Graham sets her marriage-of-convenience narrative around a convoluted will involving the hero’s and heroine’s families: where dirt-poor farm girl struggling to keep the family farm makes a deal with Cesare’s desire to bring his beloved grandmother, Athene, to her isle of birth, Lionos in the Aegean. Heroine Lizzie is key to Cesare making his grandmother’s dream come true. Lizzy inherited the island through some medieval act of vendetta on an ancestor’s part. Cesare offers the near-bankrupt Lizzy a deal: marry him, a condition stipulated in the will, and he may be able to buy the island from her … except there’s one hitch, only if they have a baby. Otherwise, he can at least, by marrying Lizzy, bypass the stipulation that doesn’t allow him onto the island. In exchange, Lizzy can help save her family, take care of her difficult father, keep her beloved baby sister in university, and ensure the farm animals’ well-being. This will is byzantine and bewildering, but it’s outlandish premises makes the marriage of convenience, an equally bizarre occurrence in contemporary romance, part of the HP’s many outlandish aspects. Moreover, there’s an otherworldly quality to Lizzy and Cesare’s worlds: Lizzy’s “cold comfort [Yorkshire] farm,” Cesare’s dreamy Tuscan villa, and uninhabited Lianos’ idyllic country house. These settings and the absence, in the characters’ lives, of post-modernity’s paraphernalia (maybe there’s a cell phone, jet plane, and “disco,” ‘member those?) move the marriage-of-convenience into reader’s suspension of disbelief, into “of course” territory, displacing it from “really?“

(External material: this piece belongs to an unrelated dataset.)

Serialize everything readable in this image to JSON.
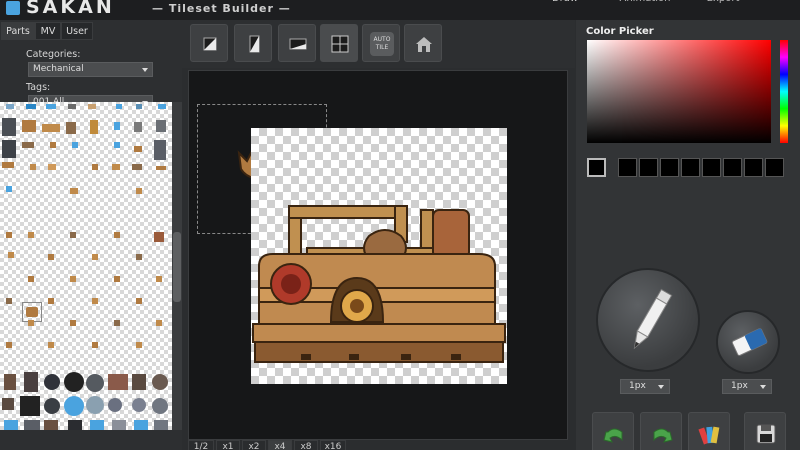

Essential to Graham’s triumph in The Billionaire’s Bridal Bargain is Cesare and Lizzie’s vibrancy. Everything else can be zany and unlikely, but a romance reader doesn’t care as long as the protagonists come alive. One of the ways Graham executes this character dynamism is through some wonderful details, whether of personality, or appearance. Miss Bates loved Graham’s description of Cesare’s eyelashes (long and silky to contrast with his alpha-man “tall, dark, and handsome”) being “as long as fly swats”! Above all, though, Miss Bates thought Graham masterfully portrayed mundane couple fighting. Yes, Cesare’s a sex-god billionaire and Lizzie has emerald-green eyes and a heart-shaped face, but they’re still stuck in the age-old quandary of every new relationship: the hots are there, the interest, the attachment, but the friendship and affection have to be worked out in good old-fashioned fighting and yelling. We are introduced to love-breeding volatility early in their relationship, with Cesare’s presence on Lizzie’s farm. He stupidly lands his, yes, helicopter near her sheep, sending them scattering, her beloved dog, Archie, in pursuit soon trampled and injured. She is furious and tells Cesare so in a scene of comic brilliance and doggy-injury pathos:

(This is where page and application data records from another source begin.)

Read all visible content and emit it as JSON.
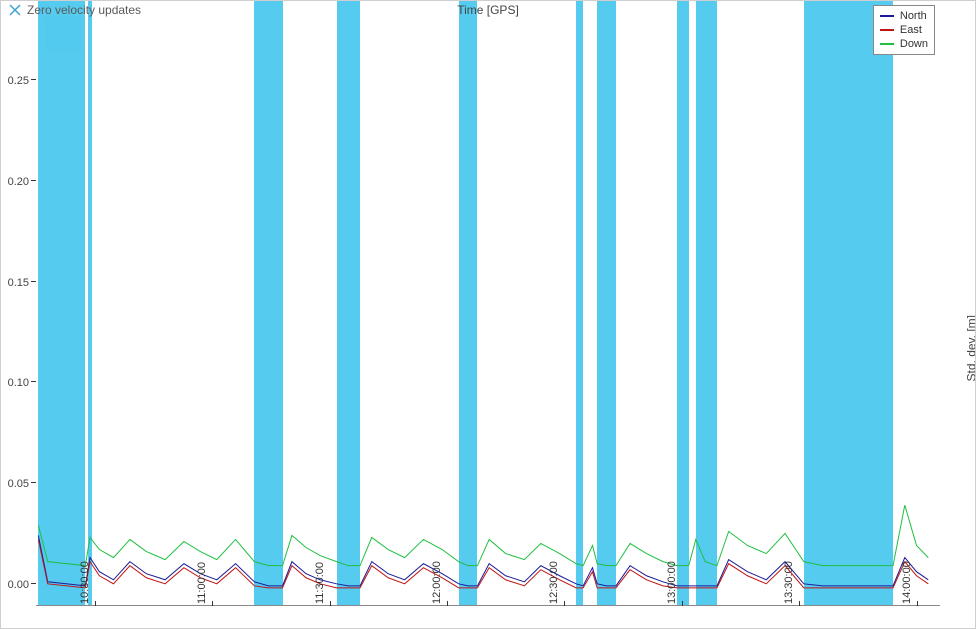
{
  "title_label": "Zero velocity updates",
  "x_title": "Time [GPS]",
  "y2_title": "Std. dev. [m]",
  "legend": [
    {
      "label": "North",
      "color": "#1a1a9a"
    },
    {
      "label": "East",
      "color": "#c01515"
    },
    {
      "label": "Down",
      "color": "#1fbf3f"
    }
  ],
  "y_axis": {
    "min": 0.0,
    "max": 0.3,
    "ticks": [
      0.0,
      0.05,
      0.1,
      0.15,
      0.2,
      0.25,
      0.3
    ],
    "tick_labels": [
      "0.00",
      "0.05",
      "0.10",
      "0.15",
      "0.20",
      "0.25"
    ]
  },
  "x_axis": {
    "min": 10.25,
    "max": 14.1,
    "ticks": [
      10.5,
      11.0,
      11.5,
      12.0,
      12.5,
      13.0,
      13.5,
      14.0
    ],
    "tick_labels": [
      "10:30:00",
      "11:00:00",
      "11:30:00",
      "12:00:00",
      "12:30:00",
      "13:00:00",
      "13:30:00",
      "14:00:00"
    ]
  },
  "colors": {
    "band": "#4cc8ee",
    "band_light": "#b6e8f8"
  },
  "chart_data": {
    "type": "line",
    "title": "Zero velocity updates",
    "xlabel": "Time [GPS]",
    "ylabel": "Std. dev. [m]",
    "xlim": [
      10.25,
      14.1
    ],
    "ylim": [
      0.0,
      0.3
    ],
    "bands": [
      {
        "x0": 10.26,
        "x1": 10.46,
        "style": "solid"
      },
      {
        "x0": 10.29,
        "x1": 10.44,
        "style": "light_overlay"
      },
      {
        "x0": 10.47,
        "x1": 10.49,
        "style": "solid"
      },
      {
        "x0": 11.18,
        "x1": 11.3,
        "style": "solid"
      },
      {
        "x0": 11.53,
        "x1": 11.63,
        "style": "solid"
      },
      {
        "x0": 12.05,
        "x1": 12.13,
        "style": "solid"
      },
      {
        "x0": 12.55,
        "x1": 12.58,
        "style": "solid"
      },
      {
        "x0": 12.64,
        "x1": 12.72,
        "style": "solid"
      },
      {
        "x0": 12.98,
        "x1": 13.03,
        "style": "solid"
      },
      {
        "x0": 13.06,
        "x1": 13.15,
        "style": "solid"
      },
      {
        "x0": 13.52,
        "x1": 13.9,
        "style": "solid"
      }
    ],
    "series": [
      {
        "name": "North",
        "color": "#1a1a9a",
        "x": [
          10.26,
          10.3,
          10.46,
          10.48,
          10.52,
          10.58,
          10.65,
          10.72,
          10.8,
          10.88,
          10.95,
          11.02,
          11.1,
          11.18,
          11.24,
          11.3,
          11.34,
          11.4,
          11.46,
          11.53,
          11.58,
          11.63,
          11.68,
          11.75,
          11.82,
          11.9,
          11.98,
          12.05,
          12.09,
          12.13,
          12.18,
          12.25,
          12.33,
          12.4,
          12.48,
          12.55,
          12.58,
          12.62,
          12.64,
          12.68,
          12.72,
          12.78,
          12.85,
          12.92,
          12.98,
          13.03,
          13.06,
          13.1,
          13.15,
          13.2,
          13.28,
          13.36,
          13.44,
          13.52,
          13.6,
          13.72,
          13.85,
          13.9,
          13.95,
          14.0,
          14.05
        ],
        "y": [
          0.035,
          0.012,
          0.01,
          0.024,
          0.017,
          0.013,
          0.022,
          0.016,
          0.013,
          0.021,
          0.016,
          0.013,
          0.021,
          0.012,
          0.01,
          0.01,
          0.022,
          0.016,
          0.013,
          0.011,
          0.01,
          0.01,
          0.022,
          0.016,
          0.013,
          0.021,
          0.016,
          0.011,
          0.01,
          0.01,
          0.021,
          0.015,
          0.012,
          0.02,
          0.015,
          0.011,
          0.01,
          0.019,
          0.011,
          0.01,
          0.01,
          0.02,
          0.015,
          0.012,
          0.01,
          0.01,
          0.01,
          0.01,
          0.01,
          0.023,
          0.017,
          0.013,
          0.022,
          0.011,
          0.01,
          0.01,
          0.01,
          0.01,
          0.024,
          0.017,
          0.013
        ]
      },
      {
        "name": "East",
        "color": "#c01515",
        "x": [
          10.26,
          10.3,
          10.46,
          10.48,
          10.52,
          10.58,
          10.65,
          10.72,
          10.8,
          10.88,
          10.95,
          11.02,
          11.1,
          11.18,
          11.24,
          11.3,
          11.34,
          11.4,
          11.46,
          11.53,
          11.58,
          11.63,
          11.68,
          11.75,
          11.82,
          11.9,
          11.98,
          12.05,
          12.09,
          12.13,
          12.18,
          12.25,
          12.33,
          12.4,
          12.48,
          12.55,
          12.58,
          12.62,
          12.64,
          12.68,
          12.72,
          12.78,
          12.85,
          12.92,
          12.98,
          13.03,
          13.06,
          13.1,
          13.15,
          13.2,
          13.28,
          13.36,
          13.44,
          13.52,
          13.6,
          13.72,
          13.85,
          13.9,
          13.95,
          14.0,
          14.05
        ],
        "y": [
          0.033,
          0.011,
          0.009,
          0.022,
          0.015,
          0.011,
          0.02,
          0.014,
          0.011,
          0.019,
          0.014,
          0.011,
          0.019,
          0.01,
          0.009,
          0.009,
          0.02,
          0.014,
          0.011,
          0.009,
          0.009,
          0.009,
          0.02,
          0.014,
          0.011,
          0.019,
          0.014,
          0.009,
          0.009,
          0.009,
          0.019,
          0.013,
          0.01,
          0.018,
          0.013,
          0.009,
          0.009,
          0.017,
          0.009,
          0.009,
          0.009,
          0.018,
          0.013,
          0.01,
          0.009,
          0.009,
          0.009,
          0.009,
          0.009,
          0.021,
          0.015,
          0.011,
          0.02,
          0.009,
          0.009,
          0.009,
          0.009,
          0.009,
          0.022,
          0.015,
          0.011
        ]
      },
      {
        "name": "Down",
        "color": "#1fbf3f",
        "x": [
          10.26,
          10.3,
          10.46,
          10.48,
          10.52,
          10.58,
          10.65,
          10.72,
          10.8,
          10.88,
          10.95,
          11.02,
          11.1,
          11.18,
          11.24,
          11.3,
          11.34,
          11.4,
          11.46,
          11.53,
          11.58,
          11.63,
          11.68,
          11.75,
          11.82,
          11.9,
          11.98,
          12.05,
          12.09,
          12.13,
          12.18,
          12.25,
          12.33,
          12.4,
          12.48,
          12.55,
          12.58,
          12.62,
          12.64,
          12.68,
          12.72,
          12.78,
          12.85,
          12.92,
          12.98,
          13.03,
          13.06,
          13.1,
          13.15,
          13.2,
          13.28,
          13.36,
          13.44,
          13.52,
          13.6,
          13.72,
          13.85,
          13.9,
          13.95,
          14.0,
          14.05
        ],
        "y": [
          0.04,
          0.022,
          0.02,
          0.034,
          0.028,
          0.024,
          0.033,
          0.027,
          0.023,
          0.032,
          0.027,
          0.023,
          0.033,
          0.022,
          0.02,
          0.02,
          0.035,
          0.029,
          0.025,
          0.022,
          0.02,
          0.02,
          0.034,
          0.028,
          0.024,
          0.033,
          0.028,
          0.022,
          0.02,
          0.02,
          0.033,
          0.026,
          0.023,
          0.031,
          0.026,
          0.021,
          0.02,
          0.03,
          0.021,
          0.02,
          0.02,
          0.031,
          0.026,
          0.022,
          0.02,
          0.02,
          0.033,
          0.022,
          0.02,
          0.037,
          0.03,
          0.026,
          0.036,
          0.022,
          0.02,
          0.02,
          0.02,
          0.02,
          0.05,
          0.03,
          0.024
        ]
      }
    ]
  }
}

She blinked in fleeting bewilderment and then headed towards Cesare in a sudden movement, rage boiling up through the cracks of anxiety and concern for her dog and her flock. “You’re the bloody idiot who let a helicopter land in a field full of stock?” she raked at him incredulously.
In all his life, nobody had ever addressed Cesare with such insolence. A faint frown line etched between his ebony brows, he stared at her as if he couldn’t quite believe his ears. Indeed he was much more concerned with the reality that, in spite of her awareness of his visit, he bride-to-be still looked as though she has strayed in from a hostel for the homeless. A streak of dirt marred one cheekbone and her clothes were caked in mud and displaying damp patches. But when he glanced higher and saw the luminous colour in her cheeks that accentuated her hazel-green eyes and the contrast of that tumbling mane of admittedly messy white-blonde hair, he registered in some astonishment that even had she been wearing a bin liner it would not have dampened her physical appeal on his terms. His usual high standards, it seemed, were slipping. “What’s the problem?” Cesare enquired with perfect cool, reasoning that some sort of cultural misunderstanding could have provoked her sudden aggressive outburst.
“The problem is … “
“Don’t shout at me,” Cesare sliced in softly. “I am not hard of hearing.” [Later, as Cesare sits in an ancient Land Rover holding the injured Archie, Lizzie driving with frightening kamikaze manoeuvres, he thinks] … he had been sent to Yorkshire to suffer.
Other than the sheer fun and funni-ness of the scene, it sets up the hero’s fall for the heroine. Graham’s heroines are wonderful in their kindness and sangfroid, their love for animals and everything weak and vulnerable. Their other quality is a certain innocent self-possession (the only equivalent Miss Bates can think of is some early Garwood historicals). The beauty of this scene also lies in the hero’s befuddlement; it stands in for how the heroine will rock/change his world: with his attraction to her, yes, but in turn, by introducing him to the joys of love. The hero’s capacity is incipient in him, witness his eventual care for the dog as he careens in the jalopy on the way to the vet, but it needs the heroine to bring it out in him. The yelling on her part is utterly charming: Miss Bates loved it. It proved the heroine’s indifference to the hero’s power, money, influence, and sheer size, Tweety to his Sylvester. Though in comic mode, Cesare’s “suffering” is the means to his transformation. An introvert, whose primary way of understanding the world is what he prides as logic and reason, will confront love’s illogic as embodied in Lizzie … and Archie.
Graham continues in this marvelous vein: Lizzie’s defiant stance for love debating Cesare’s attempt to assert reason. Cesare’s initial comic realization of his Yorkshirean “suffering” is his encounter with the heart he’s ignored, a heart eventually beating with love for Lizzie and Archie. Lizzie and Cesare’s journey to love, understanding, companionship, and family is wonderful. Cesare’s “suffering” along the way (including a hilarious drunk Lizzie scene and Machiavellian strategizing for Lizzie’s attention and love involving Archie and roast chicken) is what makes this romance narrative. Miss Austen says “there is no charm equal to tenderness of heart,” Emma.
Lynne Graham’s The Billionaire’s Bridal Bargain was released, by Harlequin, on March 17th, and is still there, waiting for you, in “e” and paper, at your preferred vendors. Miss Bates is grateful to Harlequin for an e-ARC, via Netgalley.